5) The United Palestinian Appeal (UPA) is a registered US charity with a focus in Gaza on first aid training and mobile clinics. The UPA meets 19 of 20 Better Business Bureau standards and has a 4-star rating by Charity Navigator. They are now fund raising for medical and food supplies. Donations can be made online here.

6) American Near East Refugee Aid (ANERA) is a registered US charity, founded in 1968, to give aid to impoverished Palestinian families. On January 9, ANERA delivered 81 pallets of fortified milk to Gaza. ANERA meets all 20 Better Business Bureau standards and has a 4-star rating by Charity Navigator. Donations can be made online here.

7) Oxfam America is a well-known aid agency. It meets all 20 Better Business Bureau standards and has a 4-star rating by Charity Navigator. Oxfam has established a "Middle East Crisis" fund to help with emergency medical needs. Donations can be made online here.

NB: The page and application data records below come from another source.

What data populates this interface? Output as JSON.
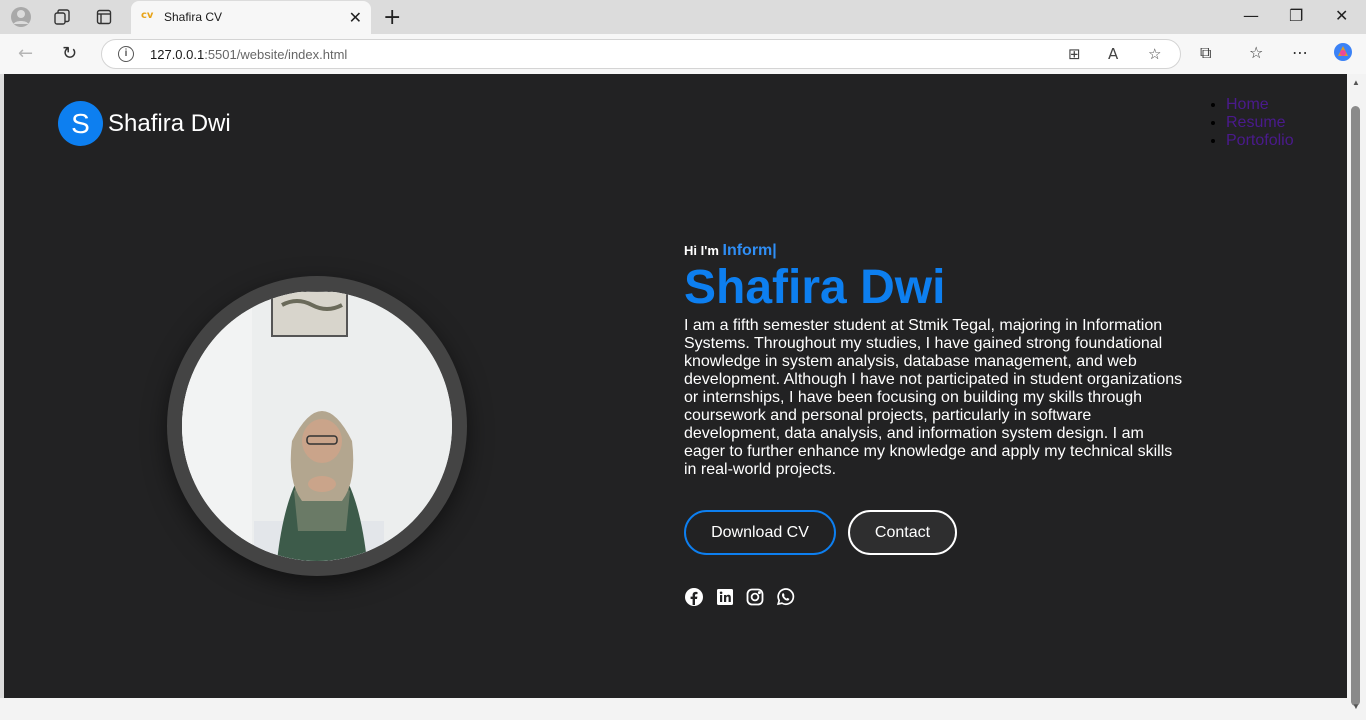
{
  "browser": {
    "tab_title": "Shafira CV",
    "tab_favicon": "cv",
    "url_host": "127.0.0.1",
    "url_rest": ":5501/website/index.html"
  },
  "site": {
    "logo_letter": "S",
    "logo_text": "Shafira Dwi",
    "menu": [
      "Home",
      "Resume",
      "Portofolio"
    ]
  },
  "hero": {
    "greeting": "Hi I'm ",
    "role_typed": "Inform|",
    "name": "Shafira Dwi",
    "bio": "I am a fifth semester student at Stmik Tegal, majoring in Information Systems. Throughout my studies, I have gained strong foundational knowledge in system analysis, database management, and web development. Although I have not participated in student organizations or internships, I have been focusing on building my skills through coursework and personal projects, particularly in software development, data analysis, and information system design. I am eager to further enhance my knowledge and apply my technical skills in real-world projects.",
    "download_label": "Download CV",
    "contact_label": "Contact",
    "socials": [
      "facebook-icon",
      "linkedin-icon",
      "instagram-icon",
      "whatsapp-icon"
    ]
  },
  "colors": {
    "accent": "#0d7ff0",
    "page_bg": "#222223",
    "link": "#4a1a8c"
  }
}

8) The International Medical Corps (IMC) delivers aid to Gaza via Heart-to-Heart International, International Relief Teams, and The Bridge Foundation. The IMC meets all 20 Better Business Bureau standards and has a 4-star rating by Charity Navigator. Donations can be made online here or by 24-hour phone line.

9) Episcopal Relief & Development operates in Gaza via the Episcopal Diocese of Jerusalem. It supports the Al Ahli Arab Hospital in central Gaza and is sheltering 400 Gazans displaced by the conflict. Episcopal Relief & Development meets all 20 Better Business Bureau standards and has a 4-star rating by Charity Navigator. Donations can be made online here, where you can select the "Middle East" fund.

10) CARE was established in 1945 to deliver aid to war-torn Europe. It is now one of the most reputed U.S. aid NGOs, active in Gaza since 1948, with a focus on food security and clean water. CARE meets all 20 Better Business Bureau standards and has a 3-star rating by Charity Navigator. Donations can be made online here.

11) World Vision is a Christian relief agency with field offices in many countries, including Gaza. World Vision meets all 20 Better Business Bureau standards and has a 4-star rating by Charity Navigator. Donations can be made online here.

12) Medical Aid for Palestine is a registered Canadian charity established in 1982. It is subsidized by two government agencies: the Canadian International Development Agency (CIDA) and the Secrétariat à l’Aide Internationale du Québec (SAI). Donations can be made online here.

Floyd Rudmin is a professor of psychology in Arctic Norway.